This article was written in collaboration with Mojca Zove at Super Spicy Media.
Big ad platforms like Facebook and Google are in their final stretch to roll up their privacy friendly policies.
Facebook ads system
In this article we’ll focus on Facebook Ads platform since it’s widely used amongst Saas business.
On the one hand, you can publish ads using Facebook interests to target people by interest, demographic, and other categories that Facebook provides.
In this case, you’re using data Facebook collected from its platform, not your own, so you don’t need to worry about GDPR at this point.
Facebook is the data controller— and you’re using the service as a client.
Using Custom Audiences
If you’re an advertiser that takes full advantage of the features Facebook Advertising platform offers, you’re probably using Custom Audiences and uploading your list of contacts to the system.
Here you are the data controller and you should check if the processing you’re undertaking has a legal ground.

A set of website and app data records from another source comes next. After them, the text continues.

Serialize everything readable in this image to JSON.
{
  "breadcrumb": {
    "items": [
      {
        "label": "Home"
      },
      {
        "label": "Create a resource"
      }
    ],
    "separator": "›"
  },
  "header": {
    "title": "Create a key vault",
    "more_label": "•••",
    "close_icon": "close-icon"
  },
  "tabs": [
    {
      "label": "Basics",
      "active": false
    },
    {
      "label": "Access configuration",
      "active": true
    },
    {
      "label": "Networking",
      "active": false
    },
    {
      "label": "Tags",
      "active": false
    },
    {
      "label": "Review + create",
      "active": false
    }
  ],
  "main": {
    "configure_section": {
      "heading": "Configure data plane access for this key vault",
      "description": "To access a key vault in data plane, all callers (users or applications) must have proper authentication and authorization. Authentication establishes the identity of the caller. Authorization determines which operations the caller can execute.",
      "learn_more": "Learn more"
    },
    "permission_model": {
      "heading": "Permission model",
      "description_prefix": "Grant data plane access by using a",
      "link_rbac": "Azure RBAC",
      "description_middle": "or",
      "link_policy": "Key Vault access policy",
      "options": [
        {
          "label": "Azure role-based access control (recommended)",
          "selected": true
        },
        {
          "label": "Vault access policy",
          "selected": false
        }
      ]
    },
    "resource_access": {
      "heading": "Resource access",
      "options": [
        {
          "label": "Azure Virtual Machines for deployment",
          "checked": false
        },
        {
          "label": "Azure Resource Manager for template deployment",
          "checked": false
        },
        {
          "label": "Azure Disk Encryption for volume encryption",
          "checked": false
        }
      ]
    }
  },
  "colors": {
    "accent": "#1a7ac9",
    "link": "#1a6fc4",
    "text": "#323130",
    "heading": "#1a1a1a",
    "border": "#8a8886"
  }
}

Let’s be straightforward there are only two grounds you can rely on:
2. in some case: legitimate interest.
Under GDPR most marketing activities rely on consent.
You must inform people what you are doing with their data, ask for their permission to use the collected data and to disclose it to other services (which is what you do when you upload a list of contact in your Facebook Ad Manager), and give them a way to withdraw their consent at anytime.

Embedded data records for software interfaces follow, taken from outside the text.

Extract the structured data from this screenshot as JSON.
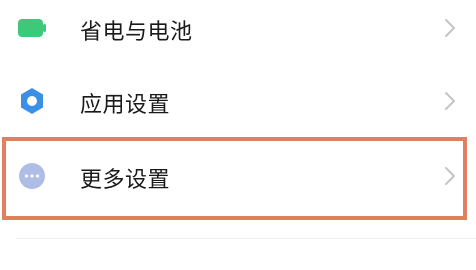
{
  "settings": {
    "items": [
      {
        "label": "省电与电池",
        "icon": "battery-icon",
        "color": "#3ec97a"
      },
      {
        "label": "应用设置",
        "icon": "gear-icon",
        "color": "#3a8fe6"
      },
      {
        "label": "更多设置",
        "icon": "more-dots-icon",
        "color": "#aebde6"
      }
    ]
  },
  "colors": {
    "highlight": "#e0805e",
    "chevron": "#c4c4c4",
    "text": "#1a1a1a"
  }
}
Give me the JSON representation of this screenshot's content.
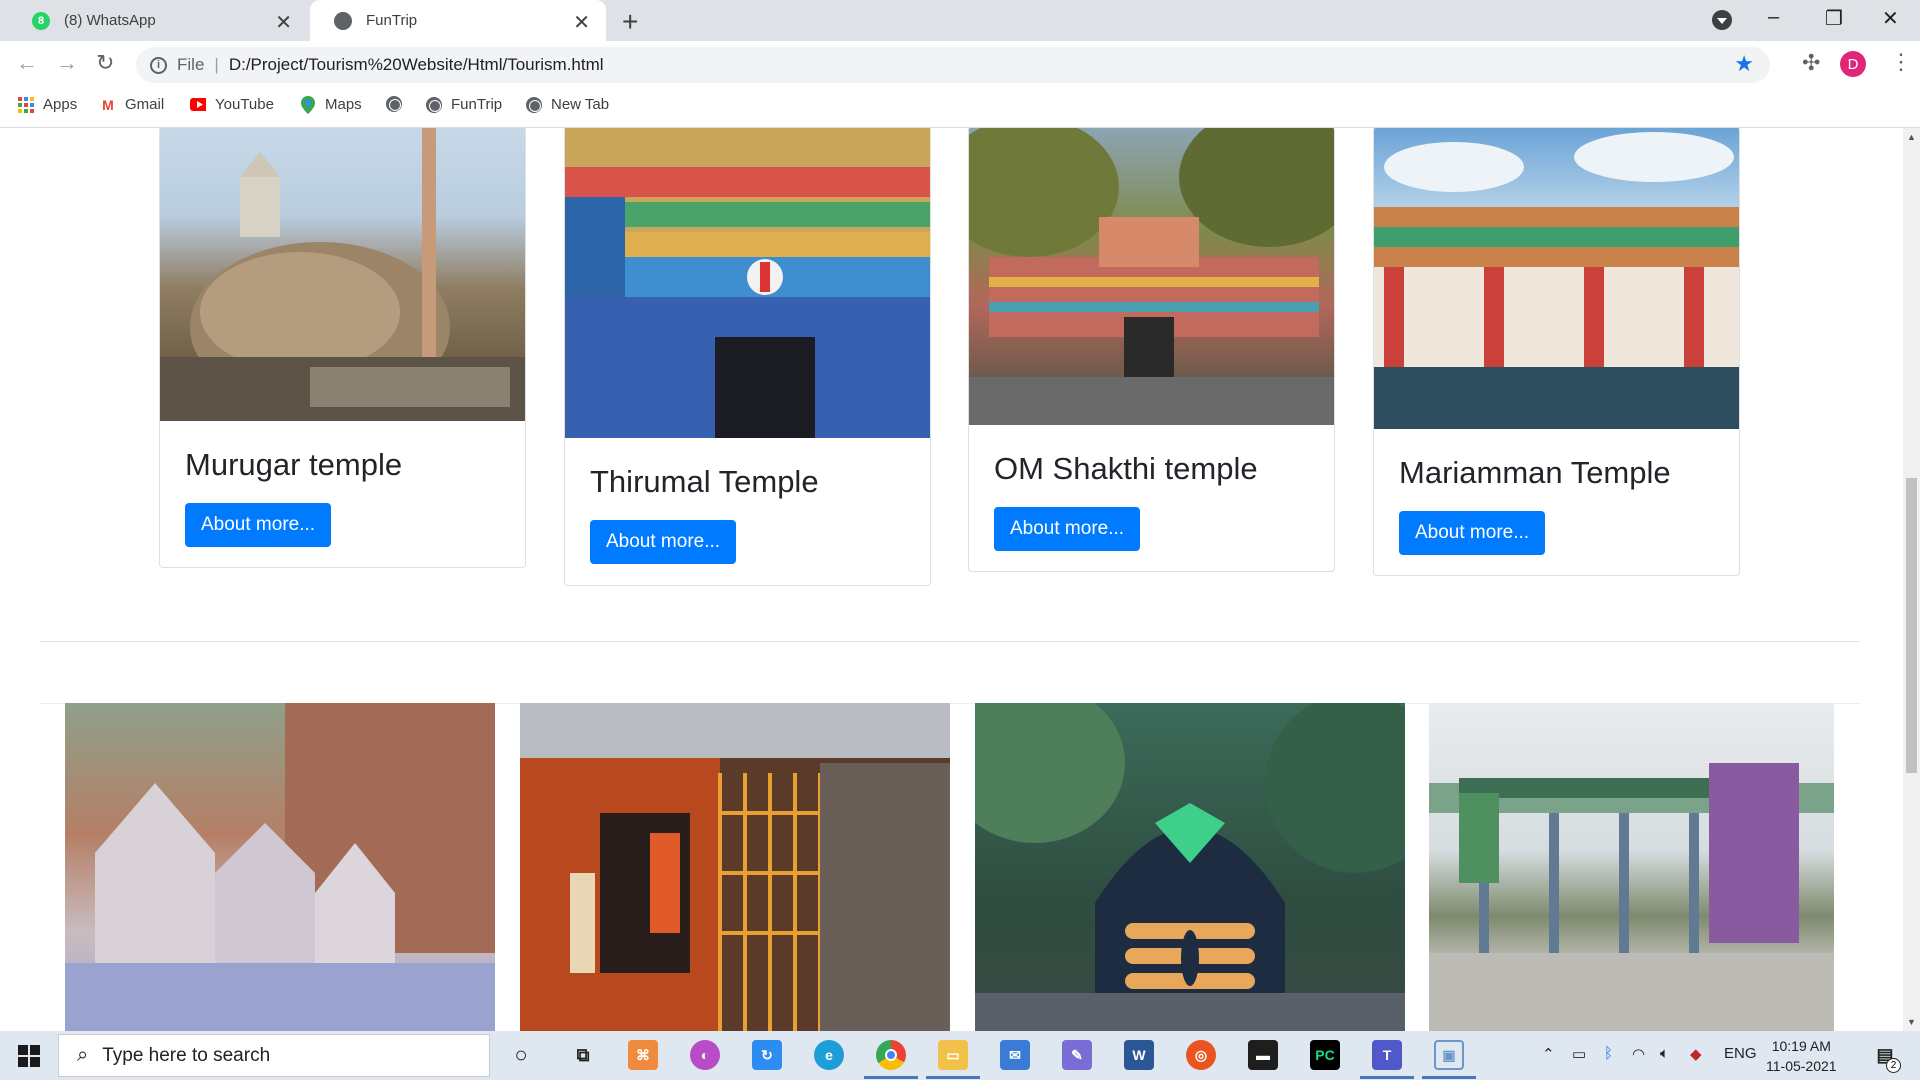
{
  "browser": {
    "tabs": [
      {
        "title": "(8) WhatsApp",
        "icon": "whatsapp-icon",
        "badge": "8",
        "active": false
      },
      {
        "title": "FunTrip",
        "icon": "globe-icon",
        "active": true
      }
    ],
    "address": {
      "scheme_label": "File",
      "url": "D:/Project/Tourism%20Website/Html/Tourism.html"
    },
    "profile_initial": "D",
    "bookmarks": [
      {
        "label": "Apps",
        "icon": "apps-grid-icon"
      },
      {
        "label": "Gmail",
        "icon": "gmail-icon"
      },
      {
        "label": "YouTube",
        "icon": "youtube-icon"
      },
      {
        "label": "Maps",
        "icon": "maps-pin-icon"
      },
      {
        "label": "",
        "icon": "globe-icon"
      },
      {
        "label": "FunTrip",
        "icon": "globe-icon"
      },
      {
        "label": "New Tab",
        "icon": "globe-icon"
      }
    ]
  },
  "page": {
    "cards": [
      {
        "title": "Murugar temple",
        "button": "About more..."
      },
      {
        "title": "Thirumal Temple",
        "button": "About more..."
      },
      {
        "title": "OM Shakthi temple",
        "button": "About more..."
      },
      {
        "title": "Mariamman Temple",
        "button": "About more..."
      }
    ]
  },
  "taskbar": {
    "search_placeholder": "Type here to search",
    "language": "ENG",
    "time": "10:19 AM",
    "date": "11-05-2021",
    "notification_count": "2"
  },
  "colors": {
    "primary_button": "#007bff",
    "tabbar": "#dee1e6",
    "taskbar": "#dfe8f1"
  }
}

In addition, these people can ask you to access, rectify or delete their data.
In the case of deletion, you must ask Facebook to remove them from your custom audiences.
Removing data from custom audiences

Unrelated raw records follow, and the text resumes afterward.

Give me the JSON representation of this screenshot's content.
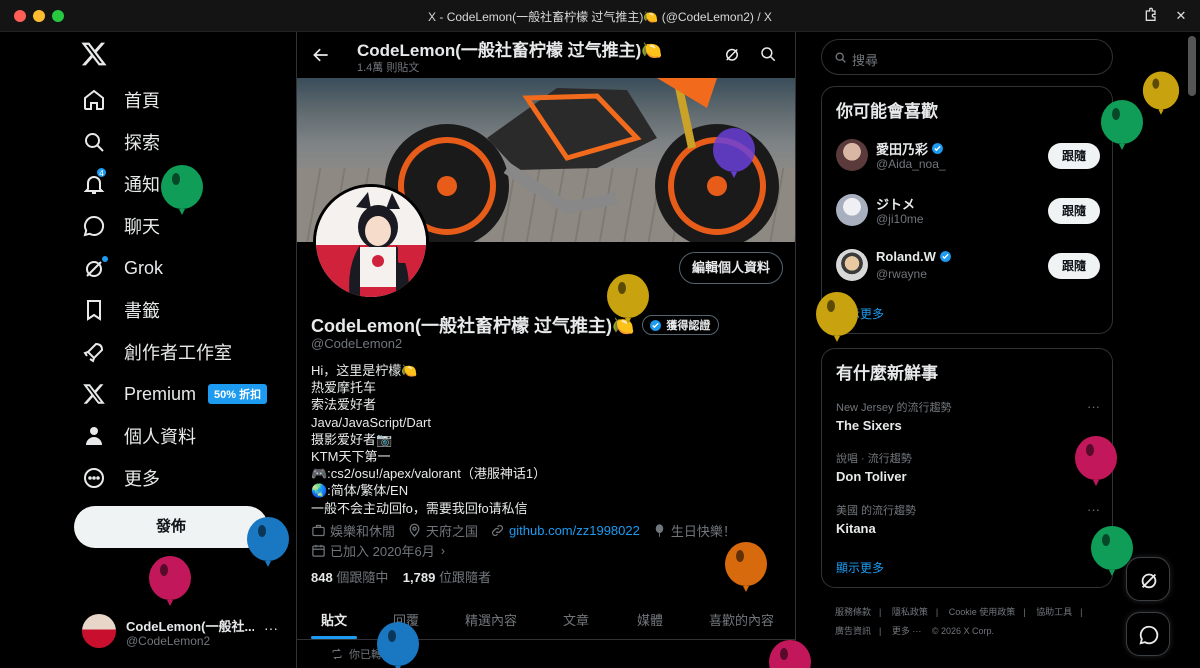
{
  "window": {
    "title": "X - CodeLemon(一般社畜柠檬 过气推主)🍋 (@CodeLemon2) / X"
  },
  "nav": {
    "items": [
      {
        "label": "首頁"
      },
      {
        "label": "探索"
      },
      {
        "label": "通知",
        "badge": "4"
      },
      {
        "label": "聊天"
      },
      {
        "label": "Grok"
      },
      {
        "label": "書籤"
      },
      {
        "label": "創作者工作室"
      },
      {
        "label": "Premium",
        "promo": "50% 折扣"
      },
      {
        "label": "個人資料"
      },
      {
        "label": "更多"
      }
    ],
    "post_label": "發佈",
    "me": {
      "name": "CodeLemon(一般社...",
      "handle": "@CodeLemon2",
      "more": "···"
    }
  },
  "header": {
    "title": "CodeLemon(一般社畜柠檬 过气推主)🍋",
    "subtitle": "1.4萬 則貼文"
  },
  "profile": {
    "edit_label": "編輯個人資料",
    "name": "CodeLemon(一般社畜柠檬 过气推主)🍋",
    "verify_label": "獲得認證",
    "handle": "@CodeLemon2",
    "bio": [
      "Hi，这里是柠檬🍋",
      "热爱摩托车",
      "索法爱好者",
      "Java/JavaScript/Dart",
      "摄影爱好者📷",
      "KTM天下第一",
      "🎮:cs2/osu!/apex/valorant（港服神话1）",
      "🌏:简体/繁体/EN",
      "一般不会主动回fo，需要我回fo请私信"
    ],
    "meta": {
      "category": "娛樂和休閒",
      "location": "天府之国",
      "link": "github.com/zz1998022",
      "birthday": "生日快樂！",
      "joined": "已加入 2020年6月"
    },
    "following_count": "848",
    "following_label": "個跟隨中",
    "followers_count": "1,789",
    "followers_label": "位跟隨者"
  },
  "tabs": [
    "貼文",
    "回覆",
    "精選內容",
    "文章",
    "媒體",
    "喜歡的內容"
  ],
  "feed": {
    "repost_label": "你已轉發"
  },
  "search": {
    "placeholder": "搜尋"
  },
  "who_to_follow": {
    "title": "你可能會喜歡",
    "users": [
      {
        "name": "愛田乃彩",
        "handle": "@Aida_noa_",
        "verified": true,
        "follow_label": "跟隨"
      },
      {
        "name": "ジトメ",
        "handle": "@ji10me",
        "verified": false,
        "follow_label": "跟隨"
      },
      {
        "name": "Roland.W",
        "handle": "@rwayne",
        "verified": true,
        "follow_label": "跟隨"
      }
    ],
    "show_more": "顯示更多"
  },
  "trends": {
    "title": "有什麼新鮮事",
    "items": [
      {
        "context": "New Jersey 的流行趨勢",
        "name": "The Sixers"
      },
      {
        "context": "說唱 · 流行趨勢",
        "name": "Don Toliver"
      },
      {
        "context": "美國 的流行趨勢",
        "name": "Kitana"
      }
    ],
    "show_more": "顯示更多"
  },
  "footer": [
    "服務條款",
    "|",
    "隱私政策",
    "|",
    "Cookie 使用政策",
    "|",
    "協助工具",
    "|",
    "廣告資訊",
    "|",
    "更多 ···",
    "© 2026 X Corp."
  ],
  "colors": {
    "accent": "#1d9bf0",
    "bg": "#000000",
    "border": "#2f3336",
    "muted": "#71767b"
  }
}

As soon as you are collecting contact data from a person and are intending to use these in a Facebook custom audience, you must present a way to:
1. ask for their consent (contacts data to be disclosed to FB)
This is for the public facing part.
Yes, this means that you can’t sneak your newsletter subscribers data to Facebook without getting their approval to do so.
Facebook consent tool
Facebook is working on a tool —soon to be released— to make sure that you have consent from the people whom you’re uploading data.
However, regarding your customers, you may rely on the legitimate interest legal ground.
Customers and legitimate interest
This is one of the cases described by the DPN in its document
As a matter of fact, since you’re in a customer/ vendor relationship, you customer can reasonably expect that you’ll be advertising to her through social media. But, relying on this legal ground means further investigation on your side and additional rights on your customer side.
On your side you must balance your interests against your customer interest and yours must not override his. This means conducting a Legitimate Interest Assessment.
And this gives your customer two more rights: the right to object to the processing and the right to ask to stop the processing.
So, we’ve covered the contacts data you upload to Facebook Ad Manager.
Now, what about the data you disclose through the Facebook Pixel?
Cookies, trackers, beacon, fingerprinting and any other browser stuff which send data through a person’s browser are also covered by the GDPR.
One can argue that since this is the browser’s behavior, you’re not responsible.
But you are the one who embeds the code in your web page to make the browser load the tracker and broadcast pieces of information.
So back to square one: you need consent.
And no, the stupid cookie banner is not sufficient.
The WP29 has made it clear that the consent must be freely given, for a specific purpose, asked in an easily accessible form in clear and plain language and as easy to withdraw as it was given.
In conclusion, you must wait for the consent of your visitor before setting any cookie/tracker in his/her browser.
Another point you may want to check: advanced matching
A facebook Pixel can collect and transfer a lot of data to Facebook, such as an email, name, telephone number, etc.
Although this data is hashed before being transmitted to Facebook, you should still inform people that you are doing so.
Facebook is a very powerful tool to reach people. But that does not give you a free pass to do what you want with other people’s data.
Be mindful of what you do, evaluate the consequences for privacy and give people information.
Also, Facebook has been very actively preparing for the GDPR; a lot remains to be seen and surely the EDPB will continue to publish recommendations and guidelines along with continuing scrutiny on Facebook and Google doing.